Anyway, after a delightful scenic drive, I arrived in North Adams and drove right past the theatre. Then I circled back around, parked, and WALKED right past the theatre. (You people thought I was kidding about needing a map to drive home. This is just HOW I AM.)
Then I (finally) walked into the theatre and there was Jenn, and her face lit up, and I couldn’t stop grinning, and we hugged, and I immediately tried to put her in my pocket because she is so dear and adorable and I want her with me always. And then we braided each others’ hair, except I don’t have much hair to braid, so instead we just jumped up and down and squealed a lot.
After Jenn introduced me to her husband David, the director, (also a very fabulous person, though he didn’t look like he’d appreciate the level of affection I was lavishing upon his wife) and showed me the space (what a FUN little theatre they have there), we sat down and gossiped for a while. Some people might think that I was selfishly dumping on Jenn about my own issues (it hasn’t been such a great week), but we THEATRE FOLK understand that I was merely distracting her from her jitters. Yes. It was selfless, really.
And then, also, there was the picture-taking and the rack-complimenting, where we made David take pictures and she insisted she wanted my body and I insisted I wanted her boobs and then we had to braid each others’ hair some more.
I wanted to take a picture of Jenn by the article that came out in the paper yesterday about Like Home, so I did. When I checked it on the display, afterwards, I said “You look sort of stunned.” She replied, “Well I AM!” Fair enough!

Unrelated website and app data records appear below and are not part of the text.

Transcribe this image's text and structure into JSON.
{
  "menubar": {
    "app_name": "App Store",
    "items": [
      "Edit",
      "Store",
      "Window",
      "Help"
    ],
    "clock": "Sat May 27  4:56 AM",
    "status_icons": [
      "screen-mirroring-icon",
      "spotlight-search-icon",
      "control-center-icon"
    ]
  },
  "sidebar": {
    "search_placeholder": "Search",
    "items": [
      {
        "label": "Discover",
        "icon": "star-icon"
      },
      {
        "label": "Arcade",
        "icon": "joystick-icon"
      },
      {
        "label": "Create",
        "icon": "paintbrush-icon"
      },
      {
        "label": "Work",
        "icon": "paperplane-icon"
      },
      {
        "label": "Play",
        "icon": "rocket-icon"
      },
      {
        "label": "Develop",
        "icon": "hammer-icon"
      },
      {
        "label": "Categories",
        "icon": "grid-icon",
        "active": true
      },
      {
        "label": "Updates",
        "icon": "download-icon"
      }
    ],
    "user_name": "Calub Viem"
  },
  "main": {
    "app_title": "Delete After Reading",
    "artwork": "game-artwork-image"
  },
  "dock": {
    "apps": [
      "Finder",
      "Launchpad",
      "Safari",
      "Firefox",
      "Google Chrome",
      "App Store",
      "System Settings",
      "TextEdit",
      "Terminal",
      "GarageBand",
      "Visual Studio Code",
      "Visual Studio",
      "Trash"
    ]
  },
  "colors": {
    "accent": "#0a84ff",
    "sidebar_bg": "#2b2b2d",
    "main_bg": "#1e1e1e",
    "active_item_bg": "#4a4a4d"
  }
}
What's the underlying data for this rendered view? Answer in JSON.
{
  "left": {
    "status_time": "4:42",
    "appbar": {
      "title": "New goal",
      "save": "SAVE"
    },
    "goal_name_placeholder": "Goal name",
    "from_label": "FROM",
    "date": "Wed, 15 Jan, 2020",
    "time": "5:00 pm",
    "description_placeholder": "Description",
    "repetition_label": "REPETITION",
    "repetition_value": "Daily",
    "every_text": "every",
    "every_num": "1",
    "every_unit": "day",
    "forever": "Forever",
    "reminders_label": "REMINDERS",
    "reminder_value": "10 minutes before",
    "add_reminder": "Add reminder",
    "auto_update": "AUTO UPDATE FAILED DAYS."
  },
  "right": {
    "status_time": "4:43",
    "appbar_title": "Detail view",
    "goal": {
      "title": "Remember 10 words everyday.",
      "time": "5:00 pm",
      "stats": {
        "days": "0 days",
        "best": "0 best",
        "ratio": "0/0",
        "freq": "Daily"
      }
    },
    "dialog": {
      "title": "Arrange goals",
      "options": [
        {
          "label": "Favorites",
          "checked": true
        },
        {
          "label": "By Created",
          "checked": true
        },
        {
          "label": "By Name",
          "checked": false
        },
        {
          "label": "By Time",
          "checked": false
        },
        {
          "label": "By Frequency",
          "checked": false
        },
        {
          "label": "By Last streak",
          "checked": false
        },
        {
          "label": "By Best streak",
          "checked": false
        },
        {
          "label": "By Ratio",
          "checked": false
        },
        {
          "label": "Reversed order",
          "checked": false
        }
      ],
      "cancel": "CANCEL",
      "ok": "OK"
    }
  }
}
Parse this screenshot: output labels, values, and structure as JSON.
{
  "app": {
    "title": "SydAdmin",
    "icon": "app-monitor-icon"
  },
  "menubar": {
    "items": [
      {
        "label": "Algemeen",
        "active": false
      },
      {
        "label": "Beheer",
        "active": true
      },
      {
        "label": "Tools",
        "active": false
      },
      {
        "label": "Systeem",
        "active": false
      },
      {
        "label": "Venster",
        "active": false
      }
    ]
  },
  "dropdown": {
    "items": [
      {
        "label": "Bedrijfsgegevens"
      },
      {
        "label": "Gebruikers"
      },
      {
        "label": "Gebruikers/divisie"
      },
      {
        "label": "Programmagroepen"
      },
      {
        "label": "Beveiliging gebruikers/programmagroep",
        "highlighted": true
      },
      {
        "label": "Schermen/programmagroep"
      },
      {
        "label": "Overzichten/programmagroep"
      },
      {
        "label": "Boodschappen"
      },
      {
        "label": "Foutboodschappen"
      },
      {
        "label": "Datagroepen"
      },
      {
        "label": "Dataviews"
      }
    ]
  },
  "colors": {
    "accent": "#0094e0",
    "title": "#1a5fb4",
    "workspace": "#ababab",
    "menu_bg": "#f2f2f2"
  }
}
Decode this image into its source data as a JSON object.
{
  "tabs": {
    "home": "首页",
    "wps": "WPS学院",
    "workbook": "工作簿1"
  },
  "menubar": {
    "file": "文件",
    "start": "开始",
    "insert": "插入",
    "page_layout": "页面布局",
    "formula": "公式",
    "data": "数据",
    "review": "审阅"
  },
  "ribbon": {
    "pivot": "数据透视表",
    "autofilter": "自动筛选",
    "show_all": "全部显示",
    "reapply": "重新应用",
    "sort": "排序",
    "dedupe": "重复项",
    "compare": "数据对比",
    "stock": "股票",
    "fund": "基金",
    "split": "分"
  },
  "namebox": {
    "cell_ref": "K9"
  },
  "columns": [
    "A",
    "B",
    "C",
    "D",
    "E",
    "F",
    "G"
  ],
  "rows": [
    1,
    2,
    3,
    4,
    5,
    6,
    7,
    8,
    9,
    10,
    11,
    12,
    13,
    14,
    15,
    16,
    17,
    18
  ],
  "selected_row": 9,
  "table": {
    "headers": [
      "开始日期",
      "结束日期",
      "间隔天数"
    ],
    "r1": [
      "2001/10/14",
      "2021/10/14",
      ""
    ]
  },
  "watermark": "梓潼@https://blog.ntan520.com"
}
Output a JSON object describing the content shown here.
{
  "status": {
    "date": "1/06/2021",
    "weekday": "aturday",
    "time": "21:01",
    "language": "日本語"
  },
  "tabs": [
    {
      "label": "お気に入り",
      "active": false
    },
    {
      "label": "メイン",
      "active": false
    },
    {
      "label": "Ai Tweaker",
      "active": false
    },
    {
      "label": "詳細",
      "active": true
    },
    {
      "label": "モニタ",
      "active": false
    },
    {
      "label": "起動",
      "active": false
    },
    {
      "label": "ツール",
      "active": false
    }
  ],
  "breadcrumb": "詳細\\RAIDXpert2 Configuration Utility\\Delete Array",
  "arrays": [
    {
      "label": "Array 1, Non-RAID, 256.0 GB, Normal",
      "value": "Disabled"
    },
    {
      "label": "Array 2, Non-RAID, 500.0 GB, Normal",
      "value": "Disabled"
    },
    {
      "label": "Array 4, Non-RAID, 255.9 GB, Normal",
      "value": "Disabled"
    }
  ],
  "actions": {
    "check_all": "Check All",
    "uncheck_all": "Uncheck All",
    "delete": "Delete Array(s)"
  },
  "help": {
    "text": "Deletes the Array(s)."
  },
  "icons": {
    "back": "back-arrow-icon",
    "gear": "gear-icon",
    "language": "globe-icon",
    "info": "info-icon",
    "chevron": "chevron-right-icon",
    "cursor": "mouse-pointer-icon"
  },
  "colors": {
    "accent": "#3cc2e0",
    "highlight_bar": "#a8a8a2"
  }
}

Then we made David take a picture of us there in the lobby, and then a second one, just in case (although the flash decided not to go off for the second one, so it’s, um, well, it’s a MOOD SHOT! That’s it!).
I defy you to not be jealous of Jenn’s boobs. It’s not possible.
Anyway, our lovefest had to come to an end so that they could, you know, have the play. And here my trepidation kicked in a bit, because what if it was horrible?
Oh, but it wasn’t horrible. Not even a little. I told Jenn afterwards that I thought Like Home was like the love child of Neil Simon and Harold Pinter, and I meant it. (And if you don’t get what that means, you are not a theatre geek.) It was hilarious; it was heart-wrenching; it was transparent in some places and complex and others; it was everything I love in a stage production. I wish I could see it again, as is my wont with really meaty pieces, so that I could get the next deeper layer of it now that I’ve seen it once. But there’s only so much driving I can do in this lifetime, so I will have to wait for it to hit Broadway.
If you live anywhere close enough to get there for this show, MAKE THE TRIP. You won’t be sorry. The production is worth it. (Heck, Jenn’s boobs are worth it. And she totally gave me permission to blog about them.)
* I passed some of my drive time chatting on the phone. When I told Joshilyn that I was on my way to the Berkshires, she ended up chiding me for assuming she would have any idea what the Berkshires are. (The mountains of Western Massachusetts, should you be similarly confused.) She then offered up what I suppose was meant to be an even more egregious geography offense, where someone insisted that Missouri is “in the south.” Joss was chuckling in my ear at that person’s naivete when I said, “Missouri isn’t in the south?” Ahem. Well. At least I’ve heard of the Berkshires.